JULY 5, 2004




In His Light

by Bishop Allen H. Vigneron

We are part of the family of the Bishop of Rome

Dear Sisters and Brothers:

This column is the third and last of my reflections on my visit “ad Limina Apostolorum” in Rome in May. In the first of these, I reported on my private audience with our Holy Father, Pope John Paul II, and in the second I offered my commentary on the address he gave to the bishops of our group. Today I want to reflect on my experience of praying at the shrines of the apostles in Rome.

The church law which requires a bishop to go on pilgrimage to Rome every five years singles out three distinct elements for this visit: first, meeting with the Pope; second, making an account of his stewardship as the shepherd of his diocese; and third, praying at the tombs of the Blessed Apostles Peter and Paul.

This last item is not an after thought, an “add on” offered in the sense of, “Oh, by the way, since you’ll be in Rome don’t miss going to the graves of Peter and Paul.” No, the prayer at the Apostles’ tombs is an integral, I could even say an indispensable, part of the pilgrimage. The aim of the quinquennial journey is to reinforce the bonds of unity between the bishop of a diocese and the Bishop of Rome. That is the unity we mean every time we recite the Creed and say that “we believe in the communion of saints.”

Our unity with the Pope is not the same thing as an alliance or a compact that joins together two parties in a business initiative or a political cause. That sort of bond is the result of purely human initiative. Our unity in the Church is a grace. It is a mystery, a sacred reality accomplished by God Himself within the realm of time and space.

The Holy Father is the “living icon” so to speak of St. Peter. He makes present in our day the leader Christ explicitly chose to head the circle of disciples. To be under the leadership of the Pope is to be part of this circle of Christ’s beloved friends, which extends in an unbroken continuity from his days in Palestine, through our own time, and even to the end of the world.

Our communion with the Pope is a guarantee that we are in the “space” that Christ established for Him and His own true friends to share their life and love on earth; in anticipation of continuing that sharing for all eternity in heaven. This circle stretches back from the first disciples — from Mary Magdalen, Lazarus, Joseph of Arimathea, and Martha of Bethany — all the way to our own day, to Padre Pio and Mother Teresa of Calcutta.

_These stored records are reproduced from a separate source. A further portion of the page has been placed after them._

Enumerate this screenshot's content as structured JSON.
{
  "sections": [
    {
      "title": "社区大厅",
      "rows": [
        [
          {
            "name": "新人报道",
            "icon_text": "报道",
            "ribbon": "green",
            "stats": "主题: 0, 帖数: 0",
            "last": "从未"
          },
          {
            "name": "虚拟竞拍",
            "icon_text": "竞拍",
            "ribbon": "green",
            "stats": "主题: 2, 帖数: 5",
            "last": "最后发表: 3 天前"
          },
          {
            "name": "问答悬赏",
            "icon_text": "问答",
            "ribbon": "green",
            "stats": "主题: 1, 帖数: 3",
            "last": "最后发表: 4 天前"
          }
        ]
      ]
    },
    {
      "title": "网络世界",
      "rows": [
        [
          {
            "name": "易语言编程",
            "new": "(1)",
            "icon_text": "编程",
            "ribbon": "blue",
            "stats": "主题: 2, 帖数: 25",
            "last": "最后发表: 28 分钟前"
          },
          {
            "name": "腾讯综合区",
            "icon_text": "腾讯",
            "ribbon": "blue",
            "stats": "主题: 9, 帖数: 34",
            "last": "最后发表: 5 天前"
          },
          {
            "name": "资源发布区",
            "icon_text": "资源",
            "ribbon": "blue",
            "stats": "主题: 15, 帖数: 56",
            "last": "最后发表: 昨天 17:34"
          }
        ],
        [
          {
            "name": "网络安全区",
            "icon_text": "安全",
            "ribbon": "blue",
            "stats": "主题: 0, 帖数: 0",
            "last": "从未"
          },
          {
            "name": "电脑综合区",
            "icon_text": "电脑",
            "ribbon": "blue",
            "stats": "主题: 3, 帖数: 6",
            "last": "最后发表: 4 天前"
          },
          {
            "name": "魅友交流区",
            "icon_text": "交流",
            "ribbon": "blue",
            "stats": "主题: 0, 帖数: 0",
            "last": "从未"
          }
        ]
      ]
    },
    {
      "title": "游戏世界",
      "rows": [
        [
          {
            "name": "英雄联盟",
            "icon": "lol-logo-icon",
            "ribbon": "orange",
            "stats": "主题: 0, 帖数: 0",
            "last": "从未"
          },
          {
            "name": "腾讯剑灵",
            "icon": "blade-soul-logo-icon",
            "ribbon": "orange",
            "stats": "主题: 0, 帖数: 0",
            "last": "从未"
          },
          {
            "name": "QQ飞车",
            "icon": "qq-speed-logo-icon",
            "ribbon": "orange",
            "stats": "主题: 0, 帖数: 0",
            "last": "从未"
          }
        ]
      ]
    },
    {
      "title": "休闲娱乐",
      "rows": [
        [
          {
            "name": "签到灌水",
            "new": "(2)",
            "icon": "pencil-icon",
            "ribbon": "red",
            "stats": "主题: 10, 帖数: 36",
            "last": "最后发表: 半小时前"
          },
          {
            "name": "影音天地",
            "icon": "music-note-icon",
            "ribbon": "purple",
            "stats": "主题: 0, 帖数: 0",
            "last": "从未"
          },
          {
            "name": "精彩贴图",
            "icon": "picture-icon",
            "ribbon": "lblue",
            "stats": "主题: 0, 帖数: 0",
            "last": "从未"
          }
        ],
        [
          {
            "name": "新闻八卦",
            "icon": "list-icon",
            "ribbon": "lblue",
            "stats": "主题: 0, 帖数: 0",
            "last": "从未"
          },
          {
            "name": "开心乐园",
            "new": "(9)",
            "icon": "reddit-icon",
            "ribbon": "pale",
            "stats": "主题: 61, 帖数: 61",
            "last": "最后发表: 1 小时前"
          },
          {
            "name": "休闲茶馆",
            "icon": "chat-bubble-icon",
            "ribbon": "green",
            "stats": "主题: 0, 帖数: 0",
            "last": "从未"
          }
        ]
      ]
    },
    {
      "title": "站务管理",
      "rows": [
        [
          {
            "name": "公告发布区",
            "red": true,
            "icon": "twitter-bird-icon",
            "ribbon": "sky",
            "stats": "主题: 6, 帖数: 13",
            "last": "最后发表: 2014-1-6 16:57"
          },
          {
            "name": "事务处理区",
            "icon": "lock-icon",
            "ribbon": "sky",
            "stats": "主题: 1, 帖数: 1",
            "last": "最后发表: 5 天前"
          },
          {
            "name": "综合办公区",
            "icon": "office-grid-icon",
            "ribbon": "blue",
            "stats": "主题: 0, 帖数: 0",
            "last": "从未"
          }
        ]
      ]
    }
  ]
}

When I joined the other bishops of California and Nevada in offering Mass at the altars built beside the tombs of Peter and Paul, I was professing publicly the faith of all of us who belong to the Church in Oakland: that we know ourselves to be the sons and daughters, the sisters and brothers, of the Holy Apostles because we are part of the family of the Bishop of Rome, who is their representation on earth.




Official newspaper of the Roman Catholic
Diocese of Oakland, California encompassing all of
Alameda &
Contra Costa counties.